Submitted by Dirk Rolker 5th April 2013 5:53

The mainstay of the economy in the Indian Sundarbans is agriculture, supplemented by fishing and fishery-related activities. Agriculture is dominated by paddy cultivation, which is made possible by raising embankments along the periphery of the inhabited islands to check saltwater inflow.

The project region of Mousuni Island faces acute problems in the form of accelerated coastline erosion due to extreme weather events such as storms and floods, which have led to the breach of embankments. Since 1969 coastal erosion has reduced island area by one sixth: at the same time the population has tripled. Since severe storms are likely to become even more frequent, and since the sea level is expected to rise, the threat of damage to agricultural lands, property and human and animal life will increase. With breaches in the embankment, saline river water flows into farmland areas and damages crops. When land is entirely flooded or when flooding makes it uncultivable, small-scale farmers either turn to fishing or migrate as unskilled labourers, thereby accepting a lower quality of life.

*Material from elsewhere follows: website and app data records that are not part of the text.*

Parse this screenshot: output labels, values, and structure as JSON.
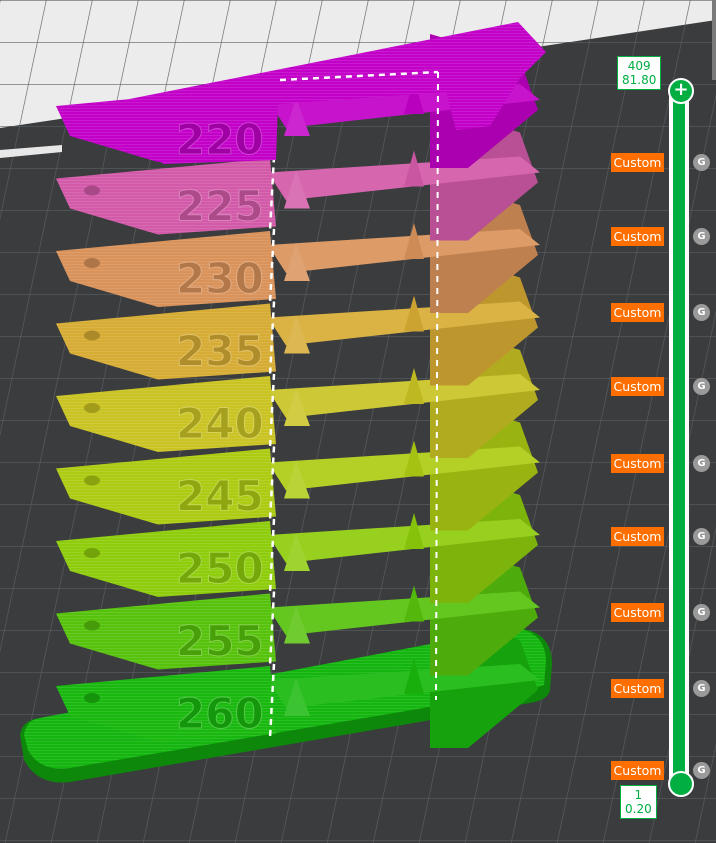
{
  "slider": {
    "top": {
      "layer": "409",
      "height": "81.80"
    },
    "bottom": {
      "layer": "1",
      "height": "0.20"
    },
    "accent_color": "#00ae42"
  },
  "markers": [
    {
      "label": "Custom",
      "g": "G"
    },
    {
      "label": "Custom",
      "g": "G"
    },
    {
      "label": "Custom",
      "g": "G"
    },
    {
      "label": "Custom",
      "g": "G"
    },
    {
      "label": "Custom",
      "g": "G"
    },
    {
      "label": "Custom",
      "g": "G"
    },
    {
      "label": "Custom",
      "g": "G"
    },
    {
      "label": "Custom",
      "g": "G"
    },
    {
      "label": "Custom",
      "g": "G"
    }
  ],
  "tower": {
    "temperatures": [
      "220",
      "225",
      "230",
      "235",
      "240",
      "245",
      "250",
      "255",
      "260"
    ],
    "colors": [
      "#c200c8",
      "#d25aa8",
      "#d9925a",
      "#d7ac34",
      "#c9c323",
      "#aecb13",
      "#8ecc0c",
      "#57c20c",
      "#19b80e"
    ],
    "base_color": "#13b50e"
  },
  "colors": {
    "marker": "#ff6f00",
    "g_dot": "#9a9a9a",
    "plate": "#3a3c3e"
  }
}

The project responds to the increased vulnerability of the population of the Sundarbans. It enables communities to adapt to climatic changes, e.g. by identifying areas that are especially prone to flooding and introducing suitable salt-tolerant paddy and fish varieties there. It also helps the population prepare to cope with extreme climatic events and disasters. Especially on Mousuni Island climate change adaptation can significantly reduce poverty, since around 70% of the island's families depend on rain-fed agriculture and live below the poverty line – that is, on less than USD 1.25 per day.

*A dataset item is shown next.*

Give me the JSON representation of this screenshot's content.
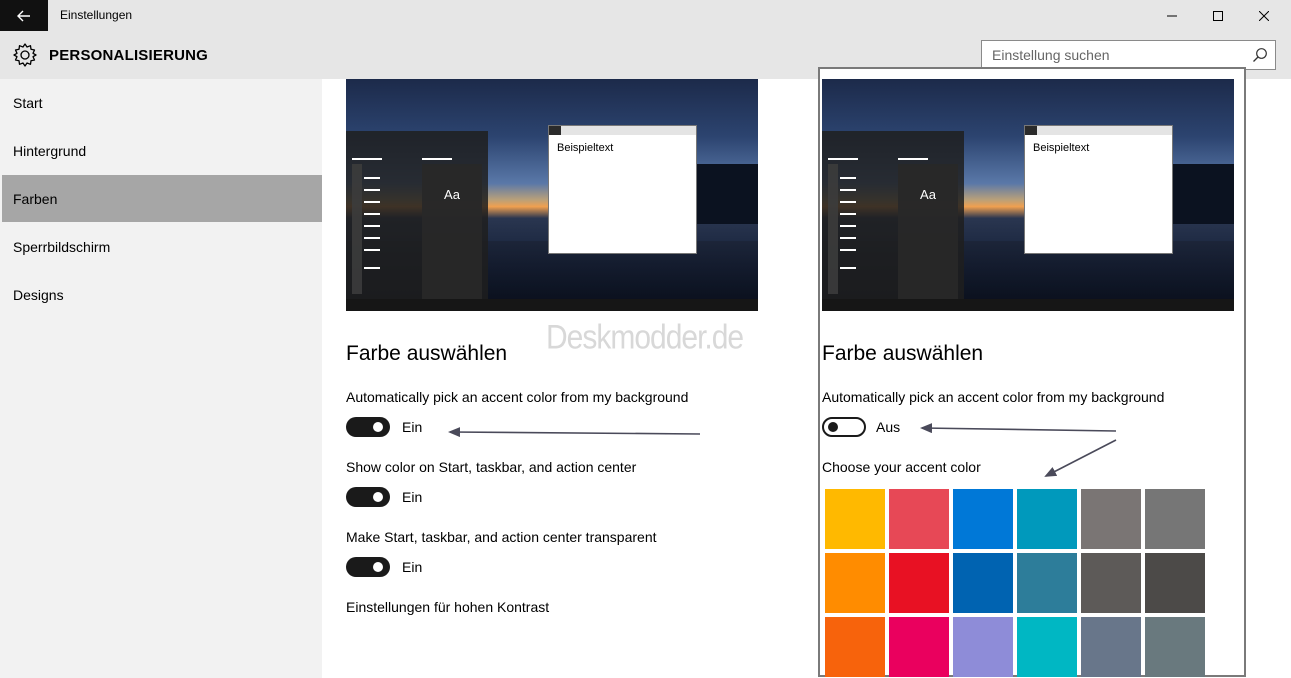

Implementation

This project is a joint undertaking of the project Climate Change Adaptation in Rural Areas of India (CCA RAI), the West Bengal University of Animal and Fishery Sciences (WBUAFS) and The World Wide Fund for Nature, India (WWF-India).

CCA RAI is jointly implemented by the Indian Ministry of Environment and Forest (MoEF) and the German development organisation Deutsche Gesellschaft für Internationale Zusammenarbeit (GIZ) GmbH.